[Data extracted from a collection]
[Start of section]

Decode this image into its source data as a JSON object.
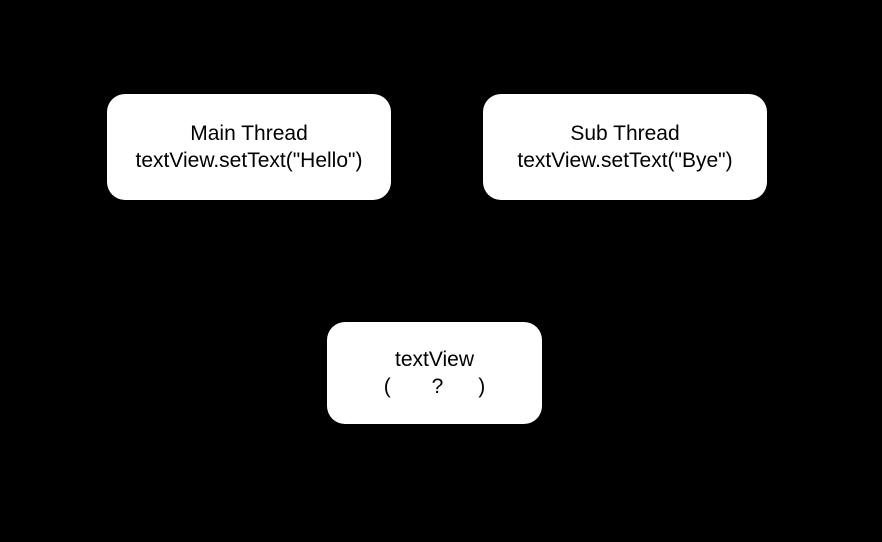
{
  "boxes": {
    "main": {
      "title": "Main Thread",
      "code": "textView.setText(\"Hello\")"
    },
    "sub": {
      "title": "Sub Thread",
      "code": "textView.setText(\"Bye\")"
    },
    "target": {
      "title": "textView",
      "value": "(       ?      )"
    }
  }
}
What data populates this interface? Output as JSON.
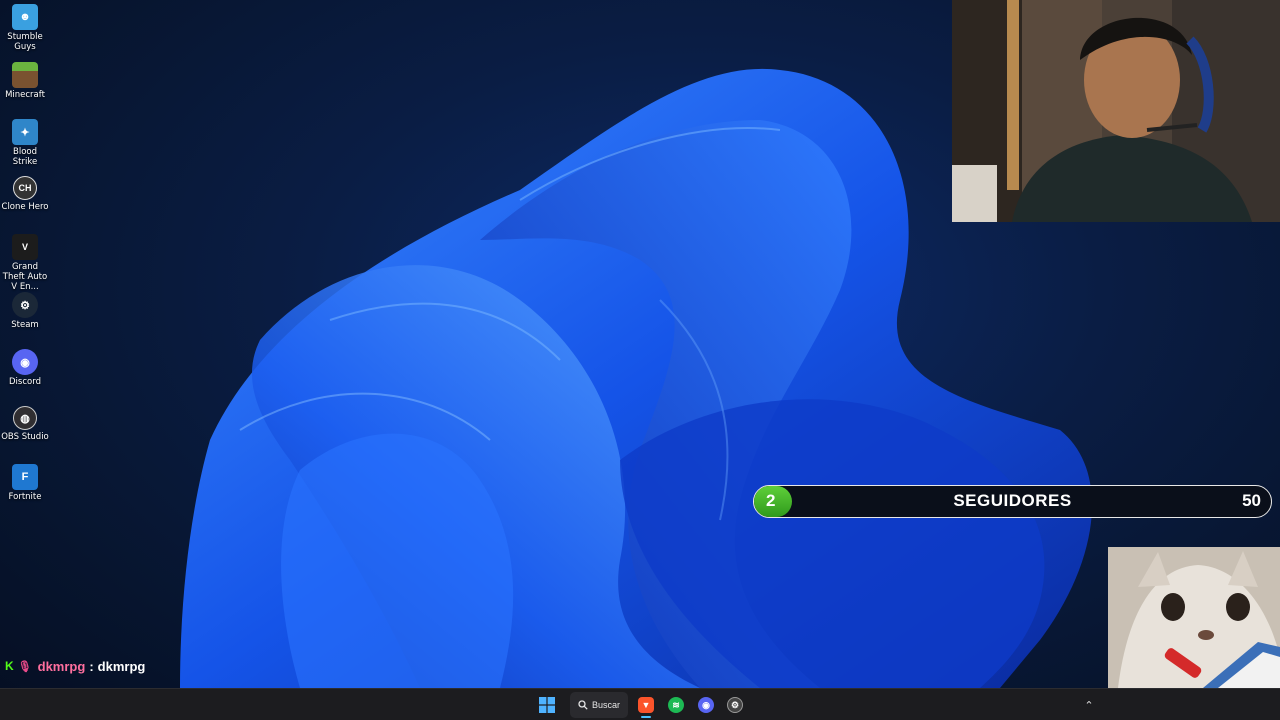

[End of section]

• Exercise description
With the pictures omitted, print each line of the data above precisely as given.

• Exercise solution
Decode this image into its source data as a JSON object.
{
  "boxes": {
    "main": {
      "title": "Main Thread",
      "code": "textView.setText(\"Hello\")"
    },
    "sub": {
      "title": "Sub Thread",
      "code": "textView.setText(\"Bye\")"
    },
    "target": {
      "title": "textView",
      "value": "(       ?      )"
    }
  }
}
What data populates this interface? Output as JSON.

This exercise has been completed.